(4 out of 5 stars)
"Wow, I never expected to find myself in the position of defending a film like "Perfume" which I only watched because Angela Bettis had a small role. But having recently viewed similar fashion industry/magazine films, "Fashionably LA" and "The Intern", I am unexpectedly well versed in this narrow sub-genre. Coming from that perspective "Perfume" is a lyrical masterpiece, both more ambitious and more successful than those two disasters. But since everything is relative this comparison may not translate into anything very useful for the prospective viewer.
First on the agenda is a cautionary statement about the trailer, the DVD cover, and the general promotional campaign. The cast is grossly misrepresented. Carmen Electra is given first billing but appears in only one short scene, a wide shot of her talking to Paul Sorvino. Supermodel Estella Warren is highlighted on the promotional poster but is just window dressing in two scenes. The five biggest parts are played by Rita Wilson, Leslie Munn, Joanne Baron, Jared Harris, and Sorvino, none of whom are even mentioned in the promotional materials.
But promotional misrepresentation, even to this extreme, has no relationship to the quality of the film. What "Perfume" has going for it (like Robert Altman's "Pret a Porter") is success working on two levels, as a glimpse inside the fashion industry and as a metaphorical extension (of what it reveals) to our day-to-day struggle in the competitive world. Whether we are artists, artisans, robots, or drones; each day is one of struggle with external competitors and internal demons.

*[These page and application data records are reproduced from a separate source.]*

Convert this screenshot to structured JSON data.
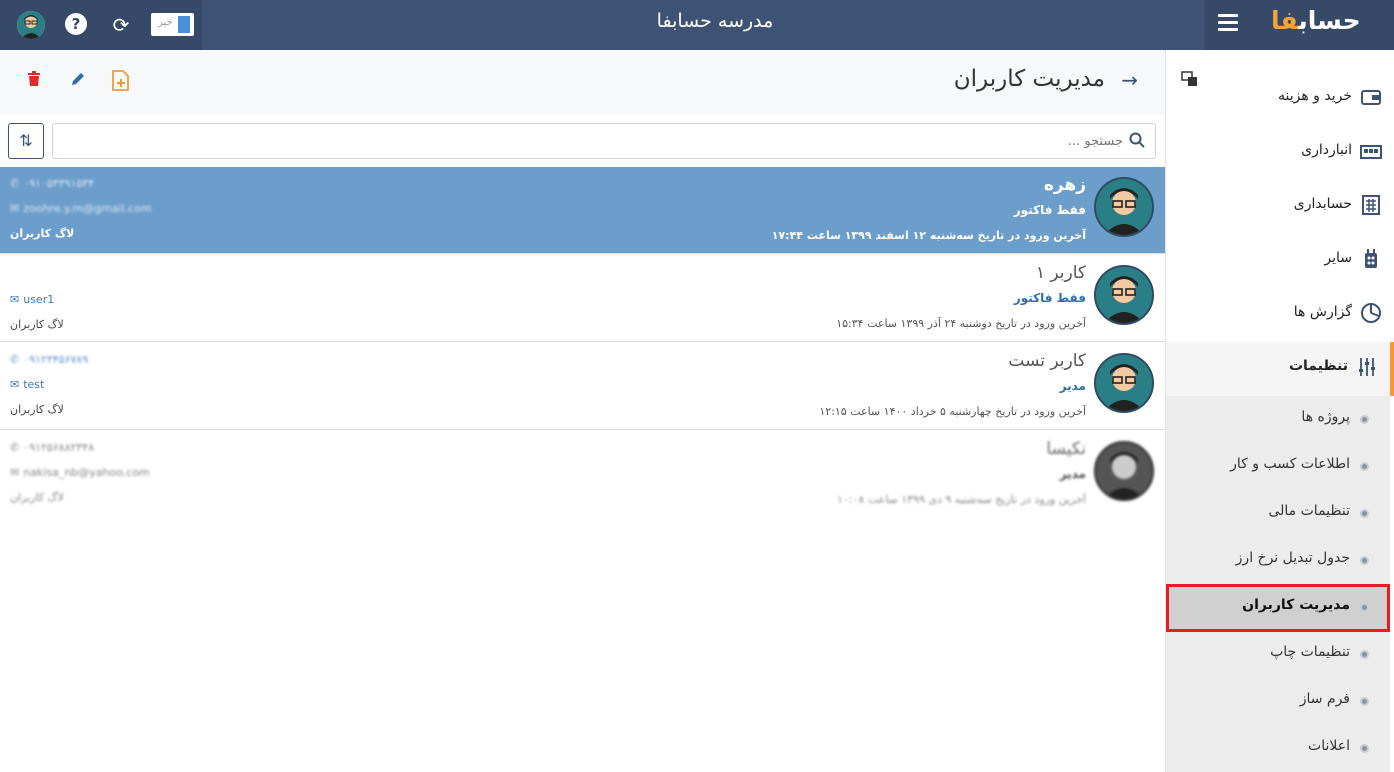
{
  "app": {
    "title": "مدرسه حسابفا",
    "logo_text": "حساب",
    "logo_accent": "فا",
    "lang_label": "خیر"
  },
  "header": {
    "page_title": "مدیریت کاربران"
  },
  "search": {
    "placeholder": "جستجو ..."
  },
  "sidebar": {
    "items": [
      {
        "label": "خرید و هزینه",
        "icon": "wallet-icon"
      },
      {
        "label": "انبارداری",
        "icon": "warehouse-icon"
      },
      {
        "label": "حسابداری",
        "icon": "calculator-icon"
      },
      {
        "label": "سایر",
        "icon": "other-icon"
      },
      {
        "label": "گزارش ها",
        "icon": "chart-pie-icon"
      },
      {
        "label": "تنظیمات",
        "icon": "sliders-icon"
      }
    ],
    "settings_sub": [
      {
        "label": "پروژه ها"
      },
      {
        "label": "اطلاعات کسب و کار"
      },
      {
        "label": "تنظیمات مالی"
      },
      {
        "label": "جدول تبدیل نرخ ارز"
      },
      {
        "label": "مدیریت کاربران"
      },
      {
        "label": "تنظیمات چاپ"
      },
      {
        "label": "فرم ساز"
      },
      {
        "label": "اعلانات"
      }
    ]
  },
  "users": [
    {
      "name": "زهره",
      "role": "فقط فاکتور",
      "last_login": "آخرین ورود در تاریخ سه‌شنبه ۱۲ اسفند ۱۳۹۹ ساعت ۱۷:۴۴",
      "phone": "۰۹۱۰۵۳۳۹۱۵۳۴",
      "email": "zoohre.y.m@gmail.com",
      "log": "لاگ کاربران"
    },
    {
      "name": "کاربر ۱",
      "role": "فقط فاکتور",
      "last_login": "آخرین ورود در تاریخ دوشنبه ۲۴ آذر ۱۳۹۹ ساعت ۱۵:۳۴",
      "phone": "",
      "email": "user1",
      "log": "لاگ کاربران"
    },
    {
      "name": "کاربر تست",
      "role": "مدیر",
      "last_login": "آخرین ورود در تاریخ چهارشنبه ۵ خرداد ۱۴۰۰ ساعت ۱۲:۱۵",
      "phone": "۰۹۱۲۳۴۵۶۷۸۹",
      "email": "test",
      "log": "لاگ کاربران"
    },
    {
      "name": "نکیسا",
      "role": "مدیر",
      "last_login": "آخرین ورود در تاریخ سه‌شنبه ۹ دی ۱۳۹۹ ساعت ۱۰:۰۸",
      "phone": "۰۹۱۲۵۶۸۸۲۳۴۸",
      "email": "nakisa_nb@yahoo.com",
      "log": "لاگ کاربران"
    }
  ],
  "colors": {
    "topbar": "#3e5373",
    "selected_row": "#6c9ecb",
    "accent_orange": "#f39a38",
    "highlight_red": "#e81d23"
  }
}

How well the film works for individual viewers will be determined by the identification process, which will naturally be easier for those familiar with the world of high fashion or with other environments where creativity is exploited for profit.
Although "Perfume" was a scripted film there is considerable improvisation in the performances, with mixed results. For example, Harris and Mariel Hemingway do a photographer/model photo shoot where his improv is excellent and hers is somewhat lame. Although this initially seems like poor directing, on reflection it is more authentic than giving Hemingway carefully scripted lines and a smooth delivery.

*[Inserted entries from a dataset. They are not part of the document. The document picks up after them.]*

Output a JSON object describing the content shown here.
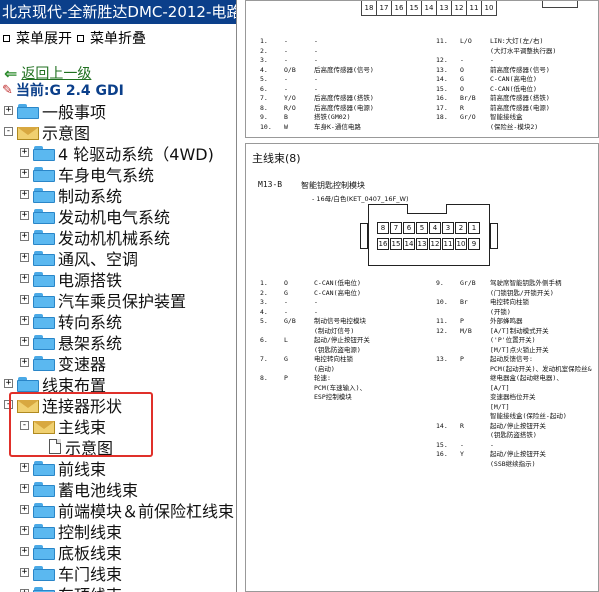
{
  "left_pane": {
    "title": "北京现代-全新胜达DMC-2012-电路图",
    "menu": {
      "expand": "菜单展开",
      "collapse": "菜单折叠"
    },
    "back": "返回上一级",
    "current": "当前:G 2.4 GDI",
    "tree": [
      {
        "label": "一般事项",
        "pm": "+",
        "icon": "folder"
      },
      {
        "label": "示意图",
        "pm": "-",
        "icon": "envelope"
      },
      {
        "label": "4 轮驱动系统（4WD)",
        "pm": "+",
        "icon": "folder"
      },
      {
        "label": "车身电气系统",
        "pm": "+",
        "icon": "folder"
      },
      {
        "label": "制动系统",
        "pm": "+",
        "icon": "folder"
      },
      {
        "label": "发动机电气系统",
        "pm": "+",
        "icon": "folder"
      },
      {
        "label": "发动机机械系统",
        "pm": "+",
        "icon": "folder"
      },
      {
        "label": "通风、空调",
        "pm": "+",
        "icon": "folder"
      },
      {
        "label": "电源搭铁",
        "pm": "+",
        "icon": "folder"
      },
      {
        "label": "汽车乘员保护装置",
        "pm": "+",
        "icon": "folder"
      },
      {
        "label": "转向系统",
        "pm": "+",
        "icon": "folder"
      },
      {
        "label": "悬架系统",
        "pm": "+",
        "icon": "folder"
      },
      {
        "label": "变速器",
        "pm": "+",
        "icon": "folder"
      },
      {
        "label": "线束布置",
        "pm": "+",
        "icon": "folder"
      },
      {
        "label": "连接器形状",
        "pm": "-",
        "icon": "envelope"
      },
      {
        "label": "主线束",
        "pm": "-",
        "icon": "envelope"
      },
      {
        "label": "示意图",
        "pm": "",
        "icon": "page"
      },
      {
        "label": "前线束",
        "pm": "+",
        "icon": "folder"
      },
      {
        "label": "蓄电池线束",
        "pm": "+",
        "icon": "folder"
      },
      {
        "label": "前端模块＆前保险杠线束",
        "pm": "+",
        "icon": "folder"
      },
      {
        "label": "控制线束",
        "pm": "+",
        "icon": "folder"
      },
      {
        "label": "底板线束",
        "pm": "+",
        "icon": "folder"
      },
      {
        "label": "车门线束",
        "pm": "+",
        "icon": "folder"
      },
      {
        "label": "车顶线束",
        "pm": "+",
        "icon": "folder"
      }
    ]
  },
  "top_panel": {
    "pin_strip": [
      "18",
      "17",
      "16",
      "15",
      "14",
      "13",
      "12",
      "11",
      "10"
    ],
    "left_pins": [
      {
        "n": "1.",
        "c": "-",
        "d": "-"
      },
      {
        "n": "2.",
        "c": "-",
        "d": "-"
      },
      {
        "n": "3.",
        "c": "-",
        "d": "-"
      },
      {
        "n": "4.",
        "c": "O/B",
        "d": "后高度传感器(信号)"
      },
      {
        "n": "5.",
        "c": "-",
        "d": "-"
      },
      {
        "n": "6.",
        "c": "-",
        "d": "-"
      },
      {
        "n": "7.",
        "c": "Y/O",
        "d": "后高度传感器(搭铁)"
      },
      {
        "n": "8.",
        "c": "R/O",
        "d": "后高度传感器(电源)"
      },
      {
        "n": "9.",
        "c": "B",
        "d": "搭铁(GM02)"
      },
      {
        "n": "10.",
        "c": "W",
        "d": "车身K-通信电路"
      }
    ],
    "right_pins": [
      {
        "n": "11.",
        "c": "L/O",
        "d": "LIN:大灯(左/右)"
      },
      {
        "n": "",
        "c": "",
        "d": "(大灯水平调整执行器)"
      },
      {
        "n": "12.",
        "c": "-",
        "d": "-"
      },
      {
        "n": "13.",
        "c": "O",
        "d": "前高度传感器(信号)"
      },
      {
        "n": "14.",
        "c": "G",
        "d": "C-CAN(高电位)"
      },
      {
        "n": "15.",
        "c": "O",
        "d": "C-CAN(低电位)"
      },
      {
        "n": "16.",
        "c": "Br/B",
        "d": "前高度传感器(搭铁)"
      },
      {
        "n": "17.",
        "c": "R",
        "d": "前高度传感器(电源)"
      },
      {
        "n": "18.",
        "c": "Gr/O",
        "d": "智能接线盒"
      },
      {
        "n": "",
        "c": "",
        "d": "(保险丝-模块2)"
      }
    ]
  },
  "bottom_panel": {
    "title": "主线束(8)",
    "conn_id": "M13-B",
    "conn_name": "智能钥匙控制模块",
    "conn_sub": "- 16母/白色(KET_0407_16F_W)",
    "row_top": [
      "8",
      "7",
      "6",
      "5",
      "4",
      "3",
      "2",
      "1"
    ],
    "row_bottom": [
      "16",
      "15",
      "14",
      "13",
      "12",
      "11",
      "10",
      "9"
    ],
    "left_pins": [
      {
        "n": "1.",
        "c": "O",
        "d": "C-CAN(低电位)"
      },
      {
        "n": "2.",
        "c": "G",
        "d": "C-CAN(高电位)"
      },
      {
        "n": "3.",
        "c": "-",
        "d": "-"
      },
      {
        "n": "4.",
        "c": "-",
        "d": "-"
      },
      {
        "n": "5.",
        "c": "G/B",
        "d": "制动信号电控模块"
      },
      {
        "n": "",
        "c": "",
        "d": "(制动灯信号)"
      },
      {
        "n": "6.",
        "c": "L",
        "d": "起动/停止按钮开关"
      },
      {
        "n": "",
        "c": "",
        "d": "(钥匙防盗电源)"
      },
      {
        "n": "7.",
        "c": "G",
        "d": "电控转向柱锁"
      },
      {
        "n": "",
        "c": "",
        "d": "(启动)"
      },
      {
        "n": "8.",
        "c": "P",
        "d": "轮速:"
      },
      {
        "n": "",
        "c": "",
        "d": "PCM(车速输入)、"
      },
      {
        "n": "",
        "c": "",
        "d": "ESP控制模块"
      }
    ],
    "right_pins": [
      {
        "n": "9.",
        "c": "Gr/B",
        "d": "驾驶席智能钥匙外侧手柄"
      },
      {
        "n": "",
        "c": "",
        "d": "(门锁钥匙/开锁开关)"
      },
      {
        "n": "10.",
        "c": "Br",
        "d": "电控转向柱锁"
      },
      {
        "n": "",
        "c": "",
        "d": "(开锁)"
      },
      {
        "n": "11.",
        "c": "P",
        "d": "外部蜂鸣器"
      },
      {
        "n": "12.",
        "c": "M/B",
        "d": "[A/T]制动模式开关"
      },
      {
        "n": "",
        "c": "",
        "d": "('P'位置开关)"
      },
      {
        "n": "",
        "c": "",
        "d": "[M/T]点火锁止开关"
      },
      {
        "n": "13.",
        "c": "P",
        "d": "起动反馈信号:"
      },
      {
        "n": "",
        "c": "",
        "d": "PCM(起动开关)、发动机室保险丝&"
      },
      {
        "n": "",
        "c": "",
        "d": "继电器盒(起动继电器)、"
      },
      {
        "n": "",
        "c": "",
        "d": "[A/T]"
      },
      {
        "n": "",
        "c": "",
        "d": "变速器档位开关"
      },
      {
        "n": "",
        "c": "",
        "d": "[M/T]"
      },
      {
        "n": "",
        "c": "",
        "d": "智能接线盒(保险丝-起动)"
      },
      {
        "n": "14.",
        "c": "R",
        "d": "起动/停止按钮开关"
      },
      {
        "n": "",
        "c": "",
        "d": "(钥匙防盗搭铁)"
      },
      {
        "n": "15.",
        "c": "-",
        "d": "-"
      },
      {
        "n": "16.",
        "c": "Y",
        "d": "起动/停止按钮开关"
      },
      {
        "n": "",
        "c": "",
        "d": "(SSB继续指示)"
      }
    ]
  }
}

"Perfume" is recommended for those who might identify with its setting or its themes. The production design, the editing, and the soundtrack are first class. But if you are annoyed rather than challenged by films with an elliptical storytelling technique and many characters you would do well to give this one a wide berth.

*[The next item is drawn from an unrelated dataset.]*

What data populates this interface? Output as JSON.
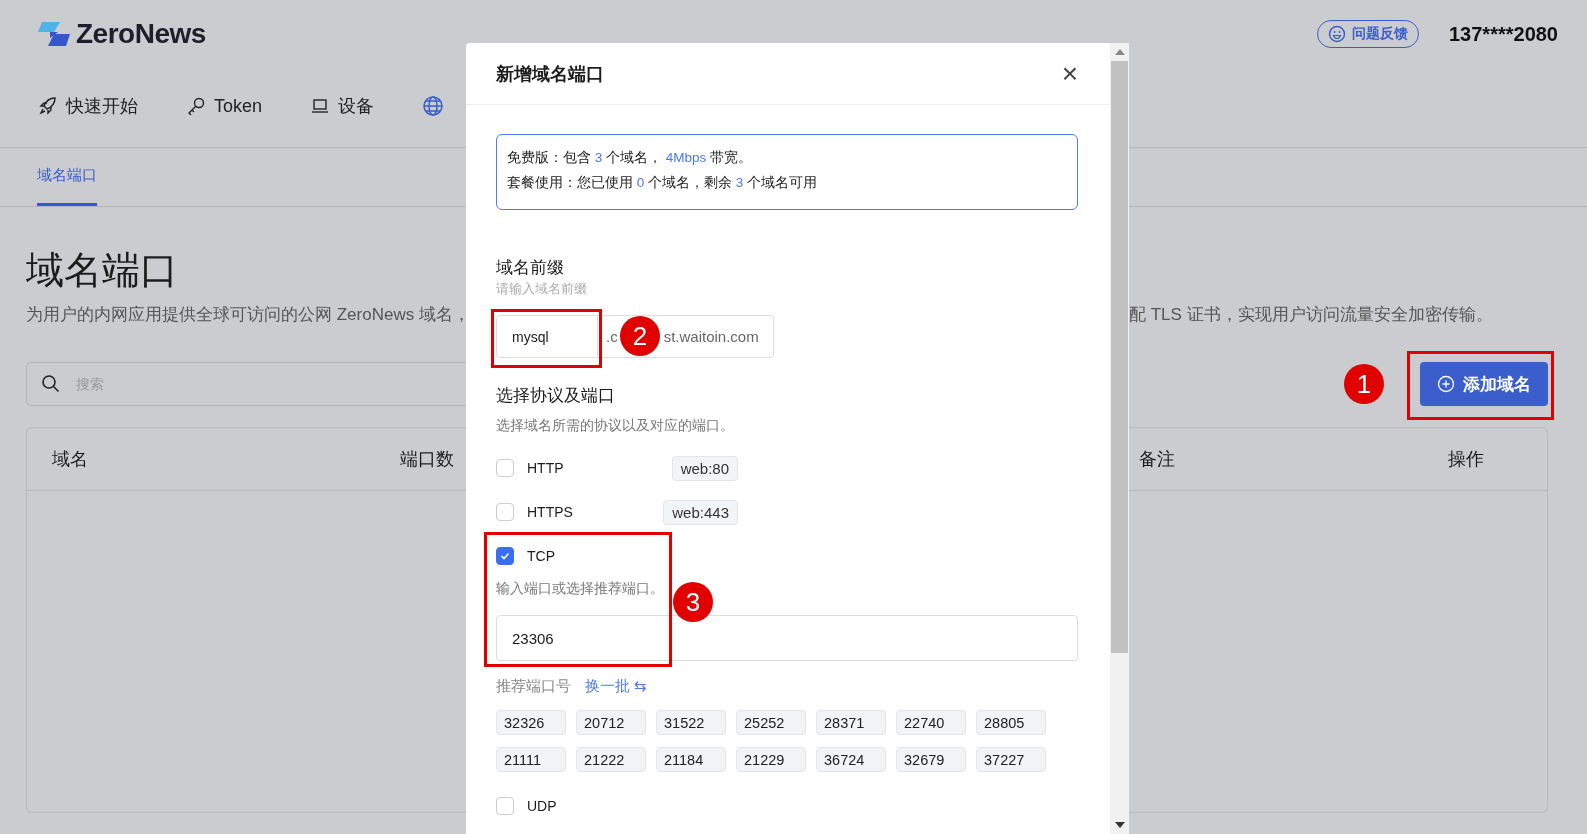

Then again, what do I know? I'm only a child."
A Glimpse Behind the Scenes...
Audra Thomas | 05/15/2006
(5 out of 5 stars)
"... of the giddily-demented and lunatic world of high fashion along with its tandem industries, where all the egos come "super-sized". Always with personal dramas big enough to match, as everone is truly an "artiste"... of one type or another, and ALWAYS facing a career-altering and earth-shattering crisis of some kind, it's as if they're all living on some isolated island... cast-off from the real world, sucking-up all the abundant co-dependent and self-perpetuating "it's all about me" energy available just to remain alive, slowing sinking into their own self-importance; they are collectively their own eco/ego-system... but so many of us actually listen to what they have to say!!! Their pronouncements are biblical in proportion. I must admit that I watched this film three times, back-to-back, totally absorbed and fascinated.The many wonderful actors, obviously with specific real people in mind and drawing upon same, superbly paint their characterizations in broadly egocentric stokes, creating a rich glimpse into the closed, insular ghetto-ized world of high fashion, where everone is a STAR... or at least believes themself to be, and certainly behaves "as if ". BRAVO!!!"